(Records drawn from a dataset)
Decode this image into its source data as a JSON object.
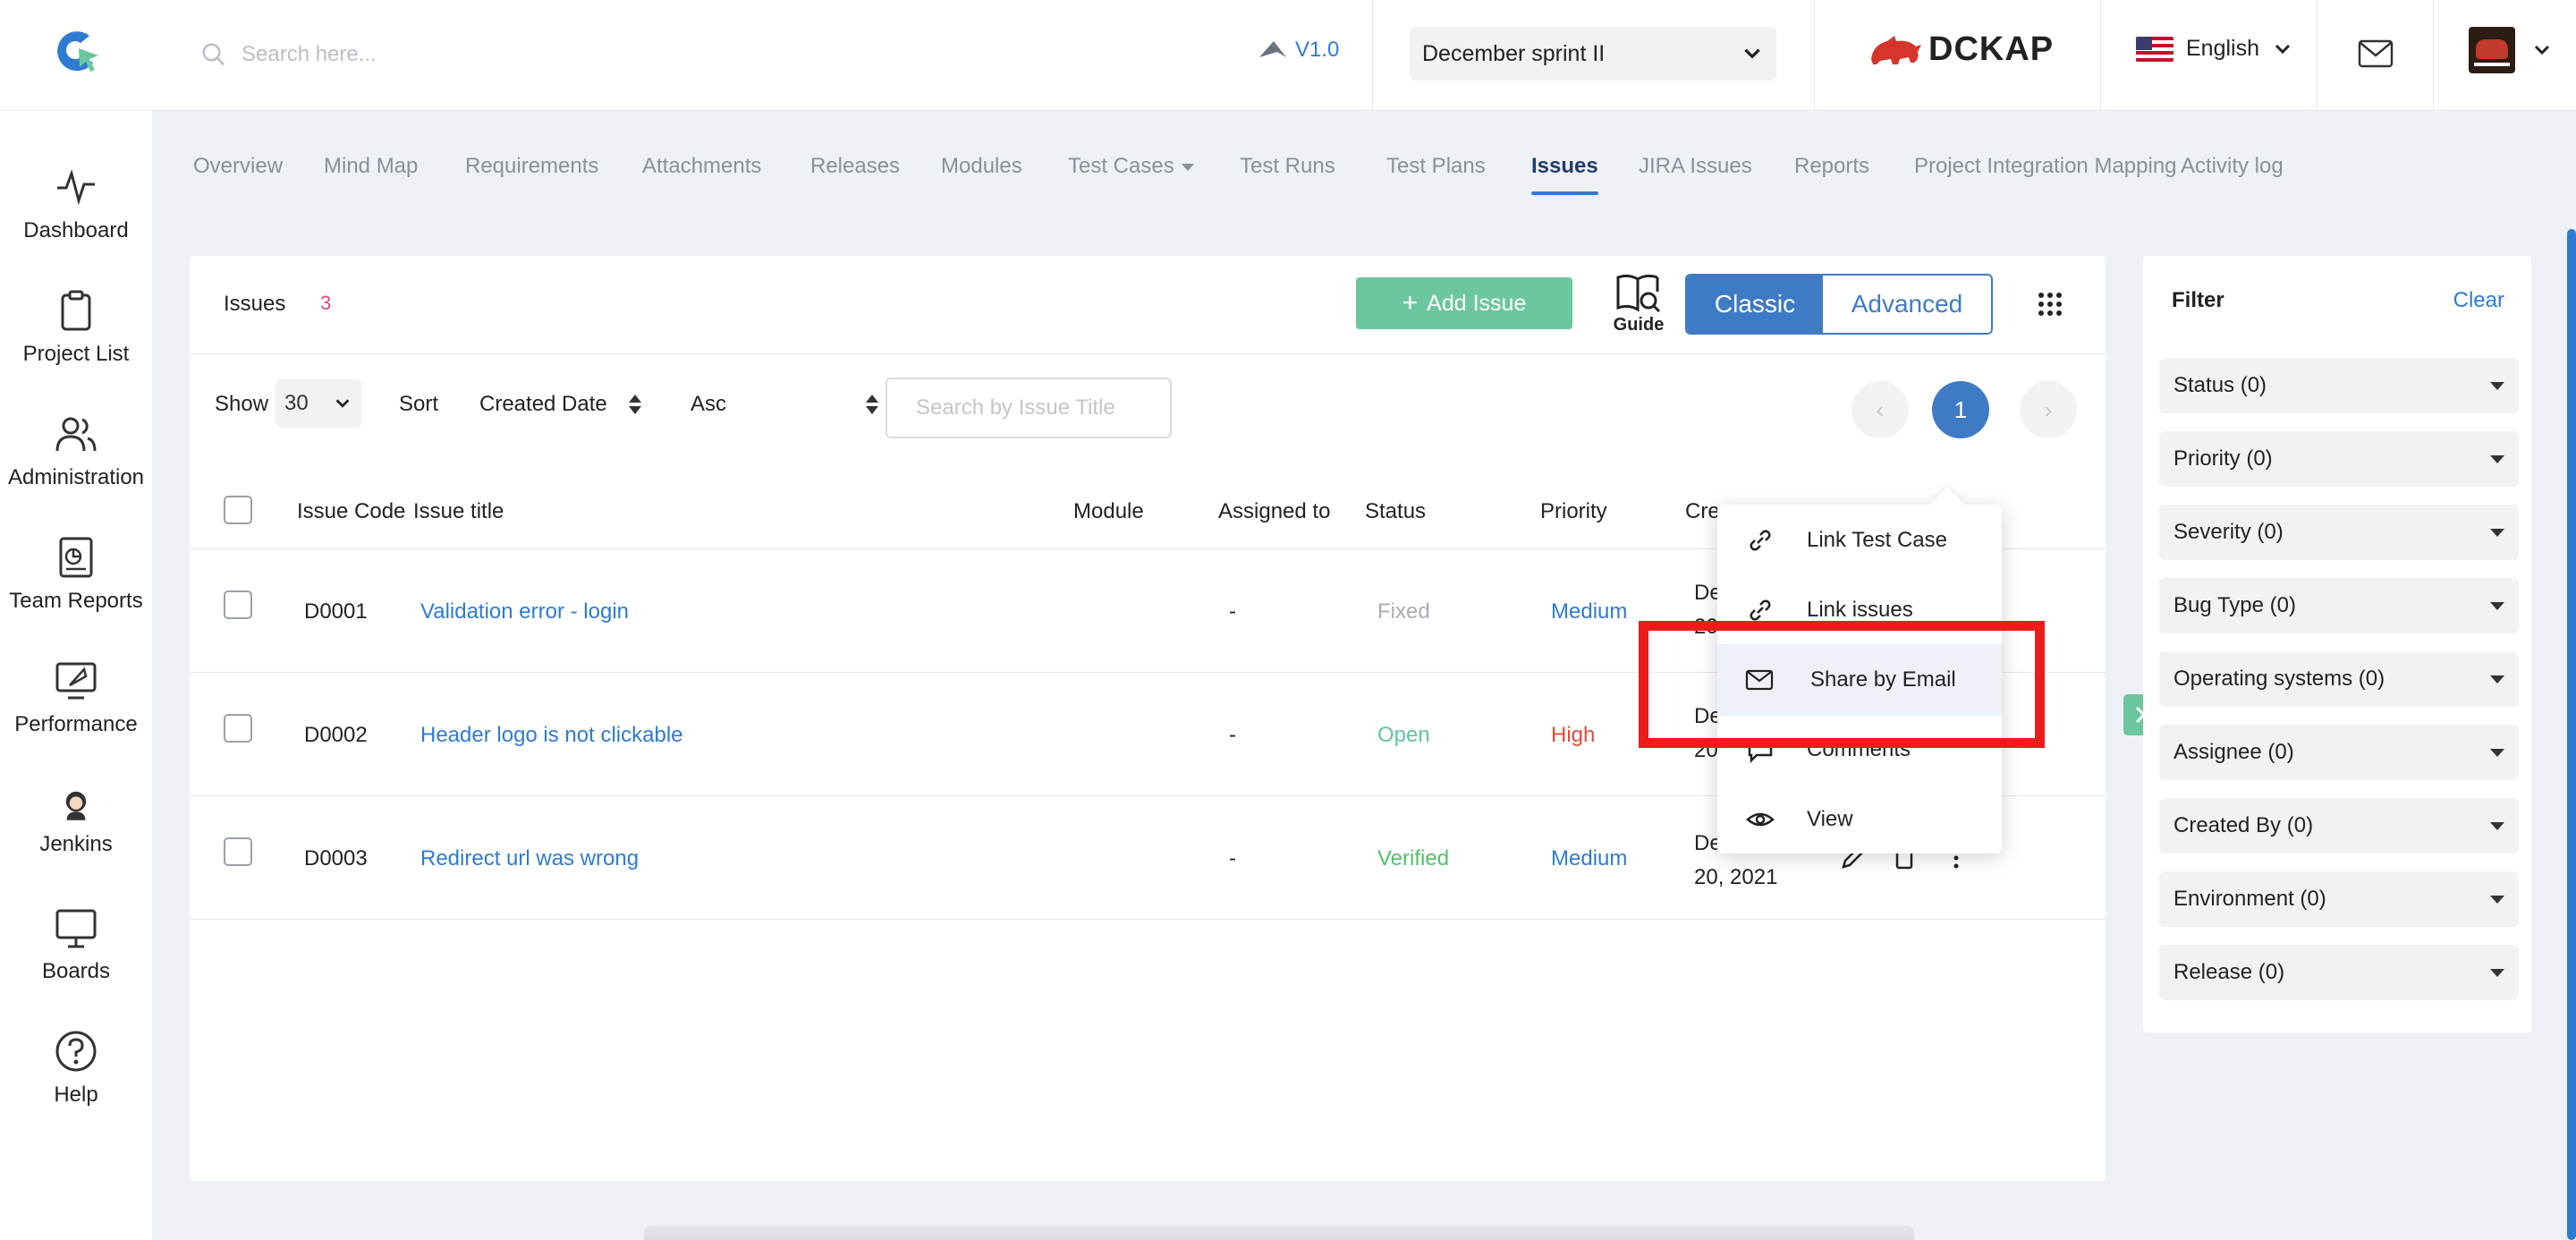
{
  "header": {
    "search_placeholder": "Search here...",
    "version": "V1.0",
    "sprint": "December sprint II",
    "brand": "DCKAP",
    "language": "English"
  },
  "nav": {
    "items": [
      {
        "label": "Dashboard"
      },
      {
        "label": "Project List"
      },
      {
        "label": "Administration"
      },
      {
        "label": "Team Reports"
      },
      {
        "label": "Performance"
      },
      {
        "label": "Jenkins"
      },
      {
        "label": "Boards"
      },
      {
        "label": "Help"
      }
    ]
  },
  "tabs": [
    {
      "label": "Overview"
    },
    {
      "label": "Mind Map"
    },
    {
      "label": "Requirements"
    },
    {
      "label": "Attachments"
    },
    {
      "label": "Releases"
    },
    {
      "label": "Modules"
    },
    {
      "label": "Test Cases"
    },
    {
      "label": "Test Runs"
    },
    {
      "label": "Test Plans"
    },
    {
      "label": "Issues"
    },
    {
      "label": "JIRA Issues"
    },
    {
      "label": "Reports"
    },
    {
      "label": "Project Integration Mapping"
    },
    {
      "label": "Activity log"
    }
  ],
  "issues": {
    "title": "Issues",
    "count": "3",
    "add_label": "Add Issue",
    "guide_label": "Guide",
    "view_classic": "Classic",
    "view_advanced": "Advanced"
  },
  "toolbar": {
    "show_label": "Show",
    "show_value": "30",
    "sort_label": "Sort",
    "sort_field": "Created Date",
    "sort_order": "Asc",
    "search_placeholder": "Search by Issue Title",
    "page_prev": "‹",
    "page_current": "1",
    "page_next": "›"
  },
  "table": {
    "headers": {
      "code": "Issue Code",
      "title": "Issue title",
      "module": "Module",
      "assigned": "Assigned to",
      "status": "Status",
      "priority": "Priority",
      "created": "Cre"
    },
    "rows": [
      {
        "code": "D0001",
        "title": "Validation error - login",
        "assigned": "-",
        "status": "Fixed",
        "status_color": "#a8adb4",
        "priority": "Medium",
        "priority_color": "#2e7bd1",
        "created_1": "De",
        "created_2": "20"
      },
      {
        "code": "D0002",
        "title": "Header logo is not clickable",
        "assigned": "-",
        "status": "Open",
        "status_color": "#5fc3a0",
        "priority": "High",
        "priority_color": "#e04b3a",
        "created_1": "De",
        "created_2": "20"
      },
      {
        "code": "D0003",
        "title": "Redirect url was wrong",
        "assigned": "-",
        "status": "Verified",
        "status_color": "#52c16a",
        "priority": "Medium",
        "priority_color": "#2e7bd1",
        "created_1": "De",
        "created_2": "20, 2021"
      }
    ]
  },
  "menu": {
    "items": [
      {
        "label": "Link Test Case",
        "icon": "link-icon"
      },
      {
        "label": "Link issues",
        "icon": "link-icon"
      },
      {
        "label": "Share by Email",
        "icon": "mail-icon"
      },
      {
        "label": "Comments",
        "icon": "comment-icon"
      },
      {
        "label": "View",
        "icon": "eye-icon"
      }
    ]
  },
  "filter": {
    "title": "Filter",
    "clear": "Clear",
    "items": [
      {
        "label": "Status (0)"
      },
      {
        "label": "Priority (0)"
      },
      {
        "label": "Severity (0)"
      },
      {
        "label": "Bug Type (0)"
      },
      {
        "label": "Operating systems (0)"
      },
      {
        "label": "Assignee (0)"
      },
      {
        "label": "Created By (0)"
      },
      {
        "label": "Environment (0)"
      },
      {
        "label": "Release (0)"
      }
    ]
  },
  "colors": {
    "accent": "#3f7bc4",
    "link": "#2e7bd1",
    "add_button": "#6cc7a0",
    "highlight_box": "#ee1b1b"
  }
}
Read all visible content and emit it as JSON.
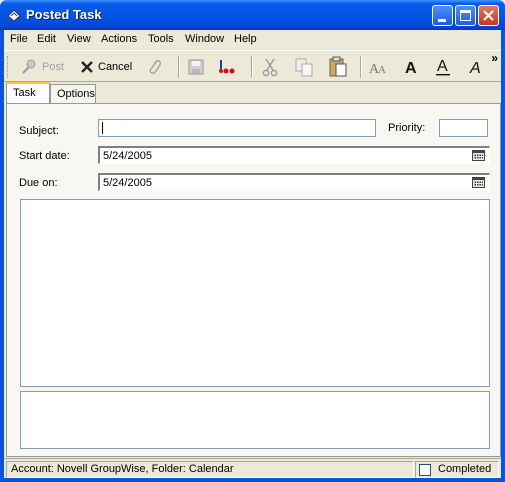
{
  "window": {
    "title": "Posted Task"
  },
  "menu": [
    "File",
    "Edit",
    "View",
    "Actions",
    "Tools",
    "Window",
    "Help"
  ],
  "toolbar": {
    "post_label": "Post",
    "cancel_label": "Cancel"
  },
  "tabs": [
    {
      "label": "Task",
      "active": true
    },
    {
      "label": "Options",
      "active": false
    }
  ],
  "form": {
    "subject_label": "Subject:",
    "subject_value": "",
    "priority_label": "Priority:",
    "priority_value": "",
    "start_label": "Start date:",
    "start_value": "5/24/2005",
    "due_label": "Due on:",
    "due_value": "5/24/2005"
  },
  "status": {
    "location": "Account: Novell GroupWise,  Folder: Calendar",
    "completed_label": "Completed",
    "completed_checked": false
  },
  "colors": {
    "title_bar": "#0a5be9",
    "close_button": "#c6381b",
    "tab_highlight": "#ffc83c",
    "chrome": "#ece9d8"
  }
}
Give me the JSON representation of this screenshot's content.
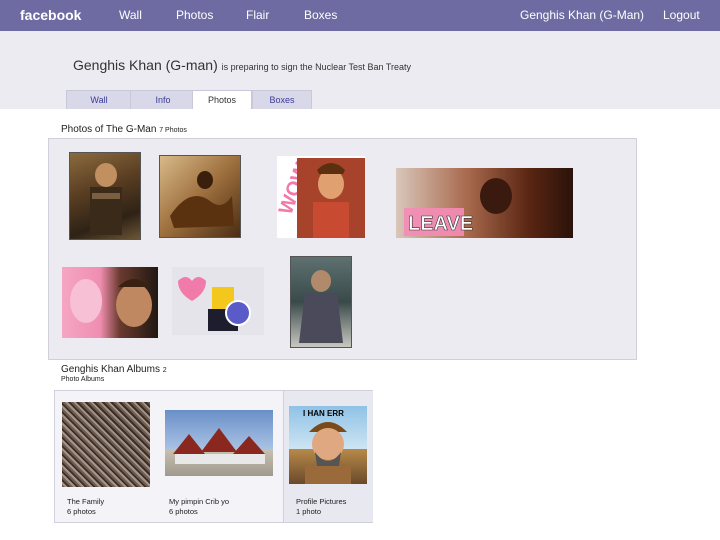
{
  "nav": {
    "logo": "facebook",
    "items": [
      "Wall",
      "Photos",
      "Flair",
      "Boxes"
    ],
    "user": "Genghis Khan (G-Man)",
    "logout": "Logout"
  },
  "profile": {
    "name": "Genghis Khan (G-man)",
    "status": "is preparing to sign the Nuclear Test Ban Treaty"
  },
  "tabs": [
    {
      "label": "Wall"
    },
    {
      "label": "Info"
    },
    {
      "label": "Photos",
      "active": true
    },
    {
      "label": "Boxes"
    }
  ],
  "photos_section": {
    "title": "Photos of The G-Man",
    "count": "7 Photos"
  },
  "photos": [
    {
      "id": "warrior-portrait"
    },
    {
      "id": "horseback-painting"
    },
    {
      "id": "wow-emperor"
    },
    {
      "id": "leave-banner"
    },
    {
      "id": "pig-collage"
    },
    {
      "id": "lego-warrior"
    },
    {
      "id": "armored-warrior"
    }
  ],
  "albums_section": {
    "title": "Genghis Khan  Albums",
    "count": "2",
    "subtitle": "Photo Albums"
  },
  "albums": [
    {
      "name": "The Family",
      "count": "6 photos"
    },
    {
      "name": "My pimpin Crib yo",
      "count": "6 photos"
    },
    {
      "name": "Profile Pictures",
      "count": "1 photo"
    }
  ],
  "colors": {
    "topbar": "#6d6ba1",
    "header": "#ebebf1",
    "link": "#3b3b98"
  }
}
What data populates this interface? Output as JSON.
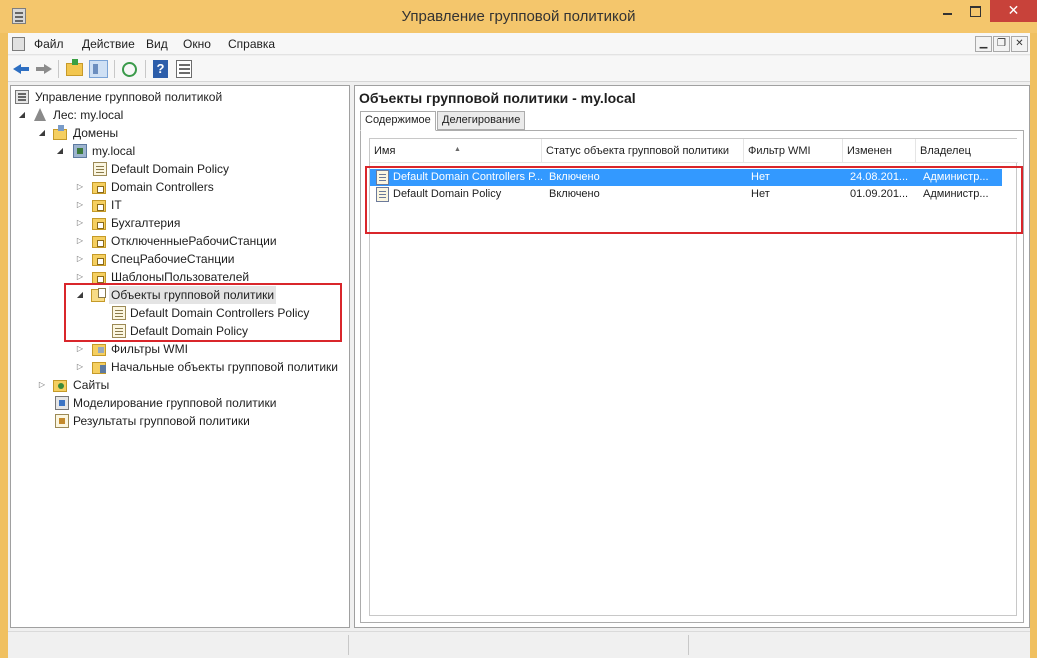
{
  "window": {
    "title": "Управление групповой политикой",
    "close_glyph": "✕"
  },
  "menu": {
    "items": [
      "Файл",
      "Действие",
      "Вид",
      "Окно",
      "Справка"
    ]
  },
  "tree": {
    "root": "Управление групповой политикой",
    "forest": "Лес: my.local",
    "domains": "Домены",
    "domain": "my.local",
    "domain_children": [
      "Default Domain Policy",
      "Domain Controllers",
      "IT",
      "Бухгалтерия",
      "ОтключенныеРабочиСтанции",
      "СпецРабочиеСтанции",
      "ШаблоныПользователей"
    ],
    "gpo_folder": "Объекты групповой политики",
    "gpo_items": [
      "Default Domain Controllers Policy",
      "Default Domain Policy"
    ],
    "wmi_filters": "Фильтры WMI",
    "starter_gpos": "Начальные объекты групповой политики",
    "sites": "Сайты",
    "modeling": "Моделирование групповой политики",
    "results": "Результаты групповой политики"
  },
  "details": {
    "title": "Объекты групповой политики - my.local",
    "tabs": [
      "Содержимое",
      "Делегирование"
    ],
    "columns": [
      "Имя",
      "Статус объекта групповой политики",
      "Фильтр WMI",
      "Изменен",
      "Владелец"
    ],
    "rows": [
      [
        "Default Domain Controllers P...",
        "Включено",
        "Нет",
        "24.08.201...",
        "Администр..."
      ],
      [
        "Default Domain Policy",
        "Включено",
        "Нет",
        "01.09.201...",
        "Администр..."
      ]
    ]
  },
  "icons": {
    "app": "console-icon",
    "back": "back-arrow-icon",
    "forward": "forward-arrow-icon",
    "up": "up-folder-icon",
    "tree_toggle": "show-tree-icon",
    "refresh": "refresh-icon",
    "help": "help-icon",
    "properties": "properties-icon"
  },
  "colors": {
    "titlebar": "#f4c66c",
    "selection": "#3399ff",
    "highlight_box": "#d9262b",
    "close_button": "#c8423a"
  }
}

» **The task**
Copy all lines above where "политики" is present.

» **Written solution**
    "gpo_folder": "Объекты групповой политики",
    "starter_gpos": "Начальные объекты групповой политики",
    "modeling": "Моделирование групповой политики",
    "results": "Результаты групповой политики"
    "title": "Объекты групповой политики - my.local",
      "Статус объекта групповой политики",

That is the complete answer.